October 16, 1942 [Washington, D.C.]
My dear Mrs. Hughes:
Katherine showed me your letter about the work in occupational therapy which you would like to get through the Surgeon General’s Office. I have had to make a very hard and fast rule not to use my position to help friends secure jobs for I would quickly find myself in an impossible position. Therefore, while I cannot ask for any special consideration of your application, I have informed the Surgeon General of your efficiency, experience, etc., and am sure that it will be given thorough consideration.1
I should think that with your executive ability you would be more interested in work in one of the war plants, where your opportunities would be so much broader.
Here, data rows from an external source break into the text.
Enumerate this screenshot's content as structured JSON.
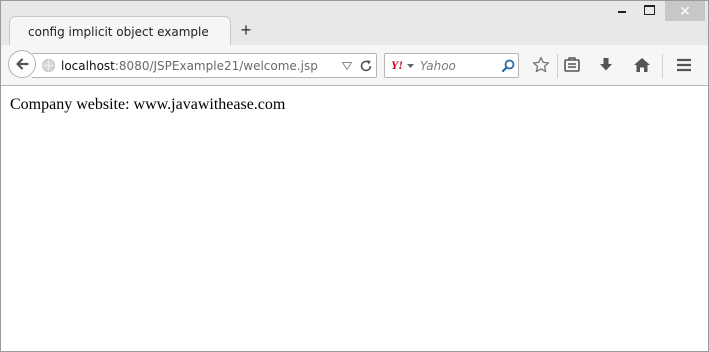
{
  "tab": {
    "title": "config implicit object example",
    "new_tab_symbol": "+"
  },
  "window_controls": {
    "close_symbol": "✕"
  },
  "urlbar": {
    "host": "localhost",
    "rest": ":8080/JSPExample21/welcome.jsp"
  },
  "searchbar": {
    "engine_logo": "Y!",
    "placeholder": "Yahoo"
  },
  "toolbar_icons": [
    "bookmark-star-icon",
    "reading-list-icon",
    "download-icon",
    "home-icon",
    "menu-icon"
  ],
  "page": {
    "text": "Company website: www.javawithease.com"
  },
  "colors": {
    "yahoo_red": "#c4001e",
    "close_button": "#c7c7c7"
  }
}
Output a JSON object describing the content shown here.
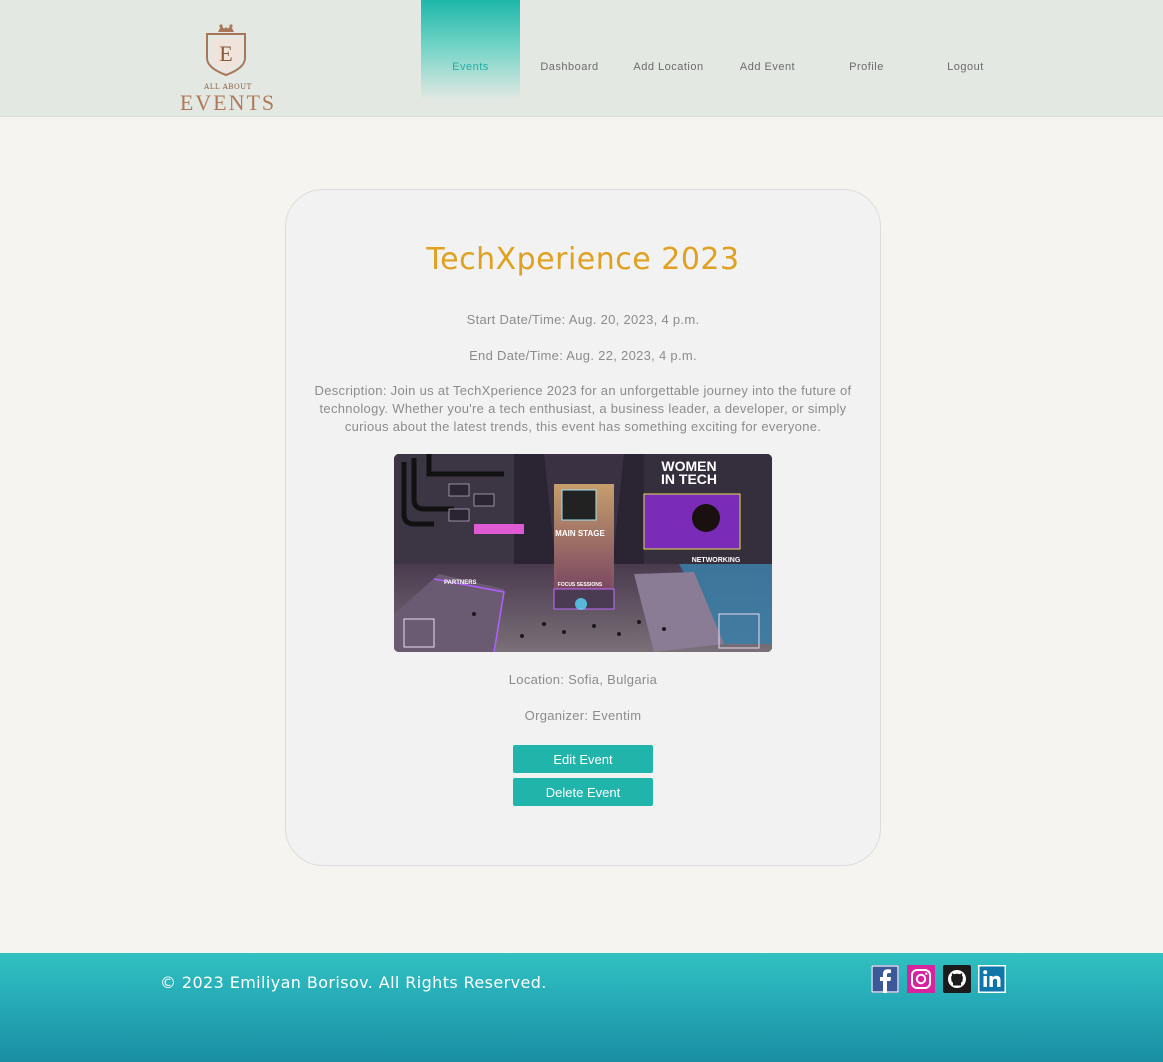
{
  "header": {
    "logo": {
      "letter": "E",
      "small_text": "ALL ABOUT",
      "big_text": "EVENTS"
    },
    "nav": [
      {
        "label": "Events",
        "active": true
      },
      {
        "label": "Dashboard",
        "active": false
      },
      {
        "label": "Add Location",
        "active": false
      },
      {
        "label": "Add Event",
        "active": false
      },
      {
        "label": "Profile",
        "active": false
      },
      {
        "label": "Logout",
        "active": false
      }
    ]
  },
  "event": {
    "title": "TechXperience 2023",
    "start": "Start Date/Time: Aug. 20, 2023, 4 p.m.",
    "end": "End Date/Time: Aug. 22, 2023, 4 p.m.",
    "description": "Description: Join us at TechXperience 2023 for an unforgettable journey into the future of technology. Whether you're a tech enthusiast, a business leader, a developer, or simply curious about the latest trends, this event has something exciting for everyone.",
    "image": {
      "signs": {
        "women_in_tech_1": "WOMEN",
        "women_in_tech_2": "IN TECH",
        "main_stage": "MAIN STAGE",
        "networking": "NETWORKING",
        "partners": "PARTNERS",
        "focus_sessions": "FOCUS SESSIONS"
      }
    },
    "location": "Location: Sofia, Bulgaria",
    "organizer": "Organizer: Eventim",
    "edit_label": "Edit Event",
    "delete_label": "Delete Event"
  },
  "footer": {
    "copyright": "© 2023 Emiliyan Borisov. All Rights Reserved.",
    "social": [
      {
        "icon": "facebook-icon",
        "color": "#3b5998"
      },
      {
        "icon": "instagram-icon",
        "color": "#d6249f"
      },
      {
        "icon": "github-icon",
        "color": "#1b1b1b"
      },
      {
        "icon": "linkedin-icon",
        "color": "#0e76a8"
      }
    ]
  },
  "colors": {
    "accent": "#20b4aa",
    "title": "#e0a020",
    "header_bg": "#e3e8e3",
    "page_bg": "#f5f4f1"
  }
}
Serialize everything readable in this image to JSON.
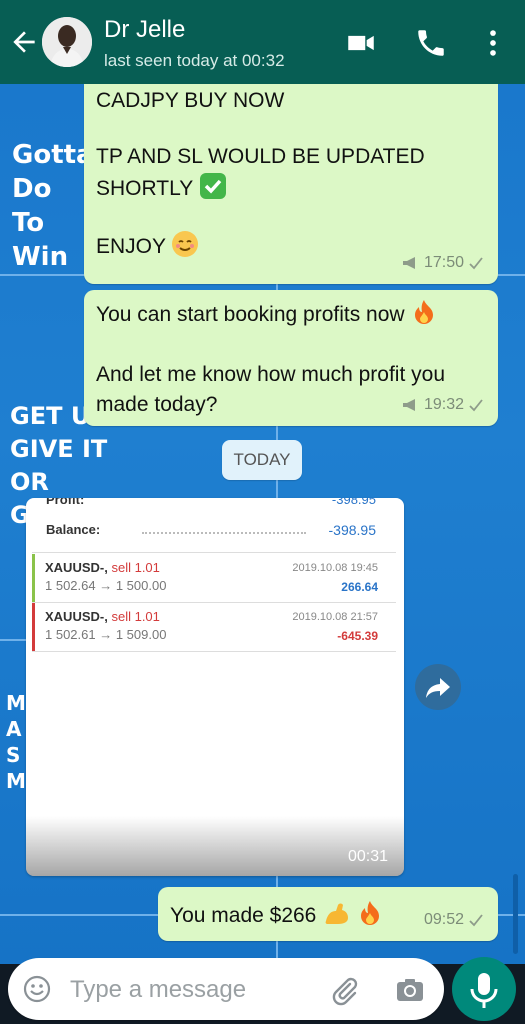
{
  "header": {
    "contact_name": "Dr Jelle",
    "last_seen": "last seen today at 00:32"
  },
  "wallpaper": {
    "left_text": [
      "Gotta",
      "Do",
      "To",
      "Win"
    ],
    "left_text2": [
      "GET UP",
      "GIVE IT",
      "OR",
      "G"
    ],
    "left_text3": [
      "M",
      "A",
      "S",
      "M"
    ]
  },
  "messages": [
    {
      "lines": [
        "CADJPY BUY NOW",
        "",
        "TP AND SL WOULD BE UPDATED",
        "SHORTLY",
        "",
        "ENJOY"
      ],
      "time": "17:50"
    },
    {
      "lines": [
        "You can start booking profits now",
        "",
        "And let me know how much profit you",
        "made today?"
      ],
      "time": "19:32"
    }
  ],
  "date_divider": "TODAY",
  "image_message": {
    "profit_label": "Profit:",
    "profit_value": "-398.95",
    "balance_label": "Balance:",
    "balance_value": "-398.95",
    "trades": [
      {
        "symbol": "XAUUSD-,",
        "side": "sell 1.01",
        "prices": "1 502.64 → 1 500.00",
        "date": "2019.10.08 19:45",
        "pl": "266.64",
        "color": "#2a74c8"
      },
      {
        "symbol": "XAUUSD-,",
        "side": "sell 1.01",
        "prices": "1 502.61 → 1 509.00",
        "date": "2019.10.08 21:57",
        "pl": "-645.39",
        "color": "#d33b3b"
      }
    ],
    "duration": "00:31"
  },
  "last_message": {
    "text": "You made $266",
    "time": "09:52"
  },
  "input": {
    "placeholder": "Type a message"
  },
  "colors": {
    "header": "#075e54",
    "bubble": "#dcf8c6",
    "mic": "#00897b"
  }
}
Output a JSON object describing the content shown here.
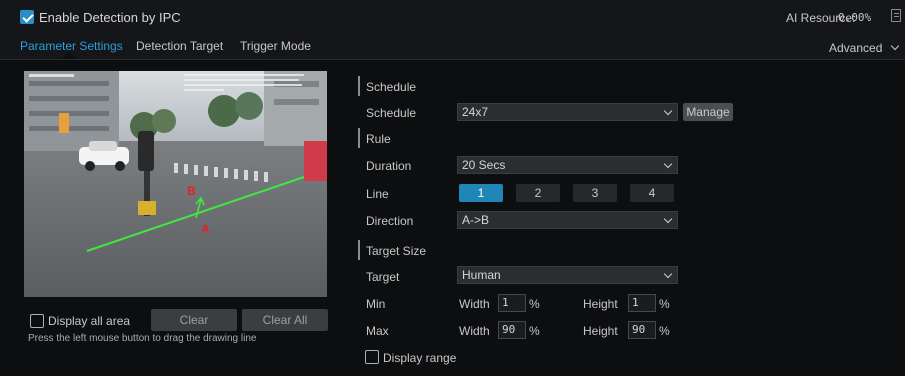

Such a tremendous field is opening up for women in production war work these days. General Arnold tells me the plants are rapidly going over in a big way to women workers, who seem to catch on much more quickly than the men. With your business experience and presence I should think you would quickly find yourself in an executive position. Incidentally, the pay is much higher than in almost any other possible job.2
With warm regards,
Document Copy Text Source: George C. Marshall Papers, Pentagon Office Collection, General Materials, George C. Marshall Research Library, Lexington, Virginia.
Document Format: Typed letter.
1. Hughes was an acquaintance from Portland, Oregon. She had written to Mrs. Marshall on October 12 that she “would like to serve in some constructive field in this emergency,” and a friend with experience in occupational therapy had suggested that she apply to the Surgeon General of the Army for a job in the field. Marshall sent a copy of her letter to the Office of the Surgeon General with the note: “I do not wish any special consideration given to Mrs. Hughes application nor do I wish to influence in any way the decision of your office in the matter. For your information—Mrs. Hughes is an intelligent and efficient woman of the executive type, who has had a business career involving control of the west coast region for a dress knitting affair, hand and machine. Incidentally, she is the daughter of the late Senator ‘Pitchfork’ Tillman of South Carolina.” (Hughes to Katherine T. Marshall, [October 12, 1942], and Marshall Memorandum for the Surgeon General, October 16, 1942, GCMRL/G. C. Marshall Papers [Pentagon Office, General].)
2. Mrs. Hughes was advised that no civilian occupational therapy positions were open. (F. W. Jones to Hughes, October 28, 1942, ibid.) She wrote to thank Marshall for his letter and to say that she was going to seek a war work job in Southern California. (Hughes to Marshall, October 30, 1942, ibid.)
Recommended Citation: ThePapers of George Catlett Marshall, ed.Larry I. Bland and Sharon Ritenour Stevens(Lexington, Va.: The George C. Marshall Foundation, 1981- ). Electronic version based on The Papers of George Catlett Marshall, vol. 3, “The Right Man for the Job,” December 7, 1941-May 31, 1943 (Baltimore and London: The Johns Hopkins University Press, 1991), p. 404.